If you're not already sitting down, you might want to before reading the following information. The following is real: there are restaurants and cafes in 2016 using clip art in their menus.
Okay, as a restaurateur you may know that a well presented menu is important. The importance is beyond just being professional and neat though. The way in which your menu is designed, presented and what's on it can often be just as important the food you're preparing in determining what your customer orders.
With the rising popularity of third party review sites, more and more customers are exposed to your menu and making purchase decisions long before they see your illustrious fit-out or state-of-the-art website. A well designed, well thought out menu could be the difference between a busy restaurant humming at dinner hour and the sounds of what was supposed to be background music as the big feature. With this in mind, it makes sense to spend the time to create a menu that appeals to your customers and encourages them to order and return more. To provide some assistance, we've compiled a list of useful tips for creating a new menu from scratch or reviewing your existing menu to help it become more profitable.

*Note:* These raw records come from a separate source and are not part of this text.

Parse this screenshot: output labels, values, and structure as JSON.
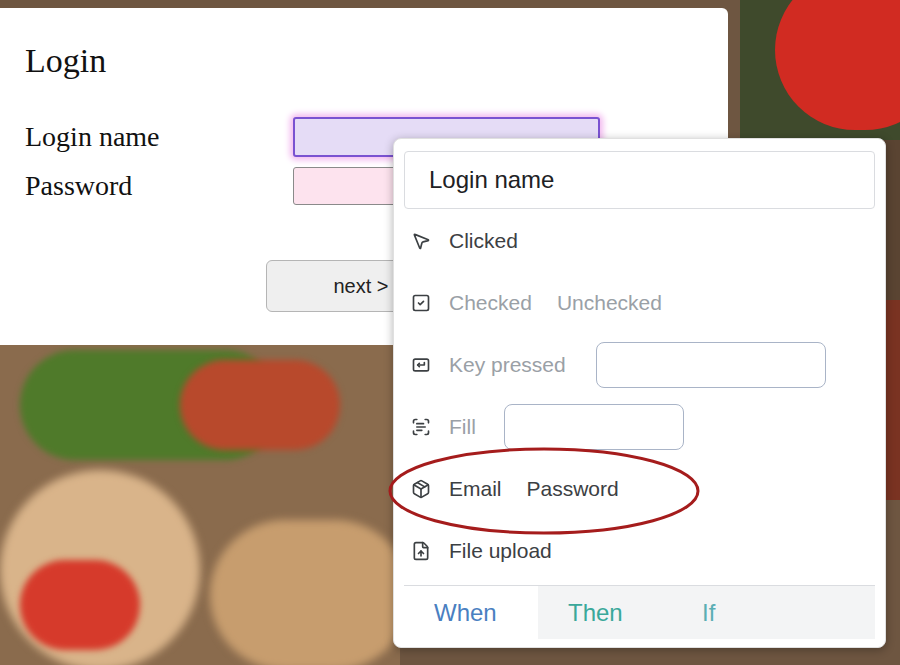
{
  "login": {
    "title": "Login",
    "fields": [
      {
        "label": "Login name",
        "value": "",
        "focused": true
      },
      {
        "label": "Password",
        "value": "",
        "focused": false
      }
    ],
    "button": "next >"
  },
  "menu": {
    "search": {
      "value": "Login name"
    },
    "items": [
      {
        "kind": "click",
        "options": [
          {
            "label": "Clicked",
            "disabled": false
          }
        ],
        "highlighted": false
      },
      {
        "kind": "check",
        "options": [
          {
            "label": "Checked",
            "disabled": true
          },
          {
            "label": "Unchecked",
            "disabled": true
          }
        ],
        "highlighted": false
      },
      {
        "kind": "key",
        "options": [
          {
            "label": "Key pressed",
            "disabled": true
          }
        ],
        "input": {
          "value": ""
        },
        "highlighted": false
      },
      {
        "kind": "fill",
        "options": [
          {
            "label": "Fill",
            "disabled": true
          }
        ],
        "input": {
          "value": ""
        },
        "highlighted": false
      },
      {
        "kind": "generate",
        "options": [
          {
            "label": "Email",
            "disabled": false
          },
          {
            "label": "Password",
            "disabled": false
          }
        ],
        "highlighted": true
      },
      {
        "kind": "upload",
        "options": [
          {
            "label": "File upload",
            "disabled": false
          }
        ],
        "highlighted": false
      }
    ],
    "tabs": [
      {
        "label": "When",
        "selected": true,
        "color": "#4a7fc1"
      },
      {
        "label": "Then",
        "selected": false,
        "color": "#3aa89a"
      },
      {
        "label": "If",
        "selected": false,
        "color": "#5aaeb4"
      }
    ]
  }
}
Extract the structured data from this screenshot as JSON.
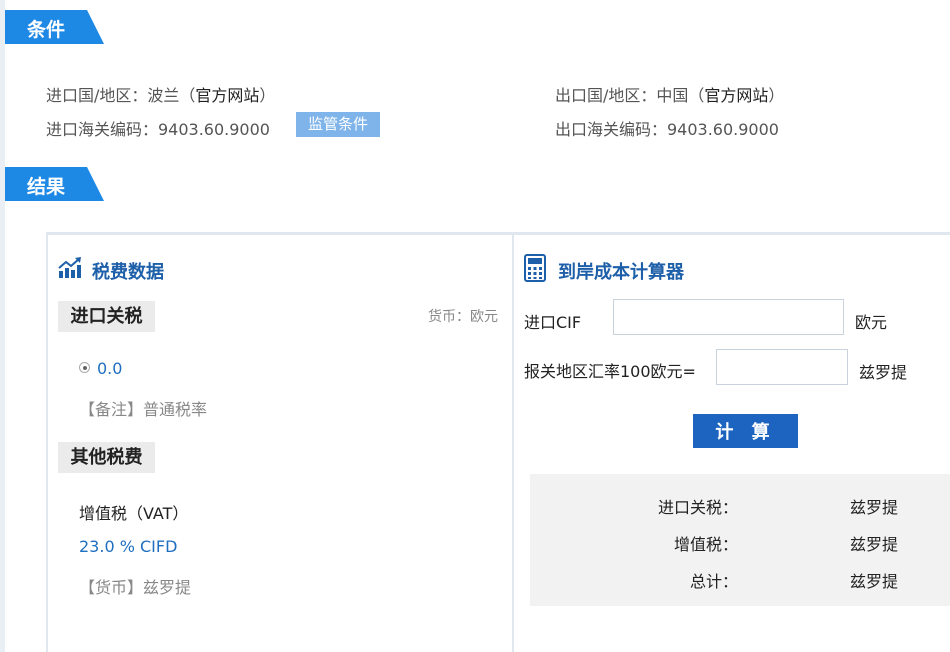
{
  "sections": {
    "conditions": "条件",
    "results": "结果"
  },
  "conditions": {
    "import_country_label": "进口国/地区：波兰（",
    "import_site_link": "官方网站",
    "close_paren": "）",
    "import_hs_code": "进口海关编码：9403.60.9000",
    "supervision_badge": "监管条件",
    "export_country_label": "出口国/地区：中国（",
    "export_site_link": "官方网站",
    "export_hs_code": "出口海关编码：9403.60.9000"
  },
  "tax_panel": {
    "title": "税费数据",
    "import_duty_label": "进口关税",
    "currency_note": "货币：欧元",
    "duty_value": "0.0",
    "duty_remark": "【备注】普通税率",
    "other_tax_label": "其他税费",
    "vat_name": "增值税（VAT）",
    "vat_rate": "23.0 % CIFD",
    "vat_currency": "【货币】兹罗提"
  },
  "calculator": {
    "title": "到岸成本计算器",
    "cif_label": "进口CIF",
    "cif_value": "",
    "cif_unit": "欧元",
    "rate_label": "报关地区汇率100欧元=",
    "rate_value": "",
    "rate_unit": "兹罗提",
    "calc_button": "计 算",
    "results": [
      {
        "label": "进口关税：",
        "unit": "兹罗提"
      },
      {
        "label": "增值税：",
        "unit": "兹罗提"
      },
      {
        "label": "总计：",
        "unit": "兹罗提"
      }
    ]
  },
  "icons": {
    "tax": "chart-up-icon",
    "calculator": "calculator-icon"
  },
  "colors": {
    "accent": "#1e88e5",
    "title_blue": "#1d5fa8",
    "button": "#1c64c0",
    "badge": "#7fb4ea"
  }
}
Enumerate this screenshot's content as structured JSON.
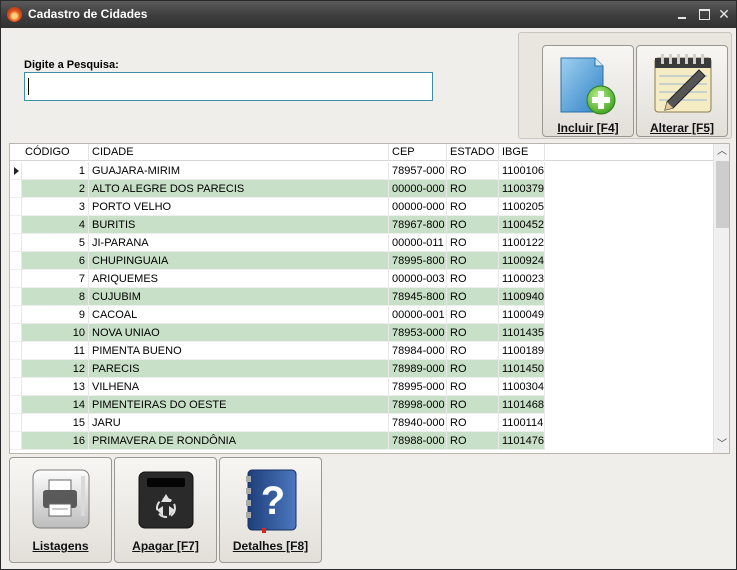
{
  "window": {
    "title": "Cadastro de Cidades",
    "minimize": "—",
    "maximize": "☐",
    "close": "✕"
  },
  "search": {
    "label": "Digite a Pesquisa:",
    "value": "",
    "placeholder": ""
  },
  "toolbar": {
    "incluir_label": "Incluir [F4]",
    "alterar_label": "Alterar [F5]",
    "listagens_label": "Listagens",
    "apagar_label": "Apagar [F7]",
    "detalhes_label": "Detalhes [F8]"
  },
  "grid": {
    "columns": [
      "CÓDIGO",
      "CIDADE",
      "CEP",
      "ESTADO",
      "IBGE"
    ],
    "rows": [
      {
        "codigo": "1",
        "cidade": "GUAJARA-MIRIM",
        "cep": "78957-000",
        "estado": "RO",
        "ibge": "1100106"
      },
      {
        "codigo": "2",
        "cidade": "ALTO ALEGRE DOS PARECIS",
        "cep": "00000-000",
        "estado": "RO",
        "ibge": "1100379"
      },
      {
        "codigo": "3",
        "cidade": "PORTO VELHO",
        "cep": "00000-000",
        "estado": "RO",
        "ibge": "1100205"
      },
      {
        "codigo": "4",
        "cidade": "BURITIS",
        "cep": "78967-800",
        "estado": "RO",
        "ibge": "1100452"
      },
      {
        "codigo": "5",
        "cidade": "JI-PARANA",
        "cep": "00000-011",
        "estado": "RO",
        "ibge": "1100122"
      },
      {
        "codigo": "6",
        "cidade": "CHUPINGUAIA",
        "cep": "78995-800",
        "estado": "RO",
        "ibge": "1100924"
      },
      {
        "codigo": "7",
        "cidade": "ARIQUEMES",
        "cep": "00000-003",
        "estado": "RO",
        "ibge": "1100023"
      },
      {
        "codigo": "8",
        "cidade": "CUJUBIM",
        "cep": "78945-800",
        "estado": "RO",
        "ibge": "1100940"
      },
      {
        "codigo": "9",
        "cidade": "CACOAL",
        "cep": "00000-001",
        "estado": "RO",
        "ibge": "1100049"
      },
      {
        "codigo": "10",
        "cidade": "NOVA UNIAO",
        "cep": "78953-000",
        "estado": "RO",
        "ibge": "1101435"
      },
      {
        "codigo": "11",
        "cidade": "PIMENTA BUENO",
        "cep": "78984-000",
        "estado": "RO",
        "ibge": "1100189"
      },
      {
        "codigo": "12",
        "cidade": "PARECIS",
        "cep": "78989-000",
        "estado": "RO",
        "ibge": "1101450"
      },
      {
        "codigo": "13",
        "cidade": "VILHENA",
        "cep": "78995-000",
        "estado": "RO",
        "ibge": "1100304"
      },
      {
        "codigo": "14",
        "cidade": "PIMENTEIRAS DO OESTE",
        "cep": "78998-000",
        "estado": "RO",
        "ibge": "1101468"
      },
      {
        "codigo": "15",
        "cidade": "JARU",
        "cep": "78940-000",
        "estado": "RO",
        "ibge": "1100114"
      },
      {
        "codigo": "16",
        "cidade": "PRIMAVERA DE RONDÔNIA",
        "cep": "78988-000",
        "estado": "RO",
        "ibge": "1101476"
      }
    ],
    "selected_row": 1
  },
  "scrollbar": {
    "up": "︿",
    "down": "﹀"
  },
  "colors": {
    "titlebar": "#3d3d3d",
    "alt_row": "#c8e0c8",
    "input_border": "#3d8fa8",
    "window_bg": "#f0eeea"
  },
  "icons": {
    "title": "app-flame-icon",
    "incluir": "folder-add-icon",
    "alterar": "notepad-pencil-icon",
    "listagens": "printer-icon",
    "apagar": "recycle-bin-icon",
    "detalhes": "help-book-icon"
  }
}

Think outside the page
The first thing to consider when creating or redesigning your menu is that it should be an extension of your style and the atmosphere of your restaurant, rather than a business proposal-like document. There are so many alternatives to plain pages, take a look around your space, what textures and themes do you see? You've obviously created this space because you like how it looks, so follow this same instinct when designing the look of your menu. Find fonts that appeal to you for the same reason you picked the couch in the front corner, choose paper that resembles the wallpaper you searched for weeks trying to find, or print your menus on the same timber your benches are made from. By doing this you'll create flow, consistency and a menu that surprises your customers and looks like it belongs.

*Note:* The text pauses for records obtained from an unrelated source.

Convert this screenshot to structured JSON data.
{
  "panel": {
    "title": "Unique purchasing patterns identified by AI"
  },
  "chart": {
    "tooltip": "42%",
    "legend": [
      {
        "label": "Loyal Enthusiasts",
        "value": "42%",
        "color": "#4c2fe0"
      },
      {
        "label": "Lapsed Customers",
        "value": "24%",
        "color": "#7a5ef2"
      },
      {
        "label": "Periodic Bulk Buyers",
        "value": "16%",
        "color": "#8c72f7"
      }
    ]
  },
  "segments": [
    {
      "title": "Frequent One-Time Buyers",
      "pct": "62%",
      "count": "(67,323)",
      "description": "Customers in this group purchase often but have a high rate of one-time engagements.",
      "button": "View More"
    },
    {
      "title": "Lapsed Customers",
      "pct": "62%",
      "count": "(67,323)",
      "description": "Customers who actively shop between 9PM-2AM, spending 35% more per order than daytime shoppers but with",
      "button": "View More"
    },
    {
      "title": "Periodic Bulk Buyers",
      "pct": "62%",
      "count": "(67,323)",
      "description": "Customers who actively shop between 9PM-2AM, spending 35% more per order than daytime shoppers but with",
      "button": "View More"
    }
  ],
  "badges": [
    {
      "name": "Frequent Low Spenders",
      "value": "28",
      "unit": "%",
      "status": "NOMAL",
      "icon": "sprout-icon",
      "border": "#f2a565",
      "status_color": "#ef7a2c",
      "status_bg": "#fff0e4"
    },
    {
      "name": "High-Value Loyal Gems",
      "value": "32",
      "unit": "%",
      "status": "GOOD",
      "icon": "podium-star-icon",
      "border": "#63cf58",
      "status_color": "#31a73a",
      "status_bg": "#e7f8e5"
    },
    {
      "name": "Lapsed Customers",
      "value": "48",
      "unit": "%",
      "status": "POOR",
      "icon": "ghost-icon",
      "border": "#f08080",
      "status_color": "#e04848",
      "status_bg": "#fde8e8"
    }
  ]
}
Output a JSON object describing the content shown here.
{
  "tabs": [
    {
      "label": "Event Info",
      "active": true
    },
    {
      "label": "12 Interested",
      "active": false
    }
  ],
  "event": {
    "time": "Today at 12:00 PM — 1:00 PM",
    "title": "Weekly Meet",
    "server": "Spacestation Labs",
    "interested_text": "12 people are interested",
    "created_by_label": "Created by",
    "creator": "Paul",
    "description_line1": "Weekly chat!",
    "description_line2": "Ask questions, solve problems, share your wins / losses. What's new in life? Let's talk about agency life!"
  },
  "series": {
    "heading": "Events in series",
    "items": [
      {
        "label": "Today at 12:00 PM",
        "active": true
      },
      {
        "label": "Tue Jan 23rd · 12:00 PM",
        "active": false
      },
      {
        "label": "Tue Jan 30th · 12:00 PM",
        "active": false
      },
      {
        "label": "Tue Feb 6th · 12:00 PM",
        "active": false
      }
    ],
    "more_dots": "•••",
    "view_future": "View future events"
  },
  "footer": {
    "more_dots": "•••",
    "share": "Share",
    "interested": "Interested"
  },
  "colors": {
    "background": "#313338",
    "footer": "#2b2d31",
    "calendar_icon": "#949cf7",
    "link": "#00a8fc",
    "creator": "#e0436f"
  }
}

Minimise to maximise
If you own a busy restaurant and your menu is the size of a short novel, or a small cafe with a menu that looks like a flip book, there's a chance you're overwhelming customers and creating more work for your staff than necessary, resulting in less profit. A recent study from Bournemouth University in England revealed the optimal number of main course choices is ten, along with seven starter and dessert options. For a busy cafe this will be significantly less, due to the time people are spending in your cafe and the space you have to work in.
Current cafe trends are moving towards a maximum of one page that can be quickly scanned, with a small variety of options to suit a range of tastes. Reducing the overall size of your menu means your customers will spend less time deciding what to eat and more time actually eating, which allows for a faster customer turnover and therefore increased revenue opportunity.
Having a smaller menu also reduces risks of food wastage arising from trying to cater to too many options. It also gives your staff the opportunity to refine the smaller number of dishes, providing your diners with an even better, tastier experience.
Keep it fresh
With less options, frequent customers may work their way through your menu much quicker, but this can be used as an opportunity to keep things fresh and provide an incentive for frequent visits. Update your smaller menu regularly with in-season produce and your diners will thank you. Re-create old favourites and build hype around their return to the next menu. This process also allows you to connect with customers about the ingredients, telling them why you've changed the menu and why they will love the new additions. A dynamic menu like this gives your kitchen staff variety and allows them to be creative with the available produce, meaning you will always be at the cutting edge of cafe food trends.
Frequent menu updates
Embarking on the process toward creating a profitable menu is unfortunately not a one hit wonder. For your menu to remain profitable, you will need to scrutinise it regularly. Determine your most profitable, bestselling items and give them extra life, while trimming the fat with dishes that are unpopular. A dish may also be popular but not profitable in which case you will need to consider the value served by that menu item in attracting customers and look at ways to create add on sale opportunities.
There is more to design than just looking pretty
Restaurant menu design is about more than just visual appeal, it's also about influencing the purchases of your customers to buy dishes that make you more money. Here are a few ideas to consider:
- Highlighting profitable items - Draw attention to items you want to sell more of with simple highlights or even putting those items on the menu in a box of their own.
- Don't show the dollar sign - Studies such as this have shown that removing a dollar sign from your pricing can lead to higher customer spend.
- Placement of items - The first and last items in a category are the most likely to sell. Make sure you have your best performers sitting there.
We've only touched on a few ways to increase the profitability of your menu or start off on the right foot with a customised menu that provides you with the most revenue opportunities. Ultimately though, a successful menu is an ongoing process and requires a keen eye on your cost of ingredients and margins, and listening to what your staff and your customers have to say.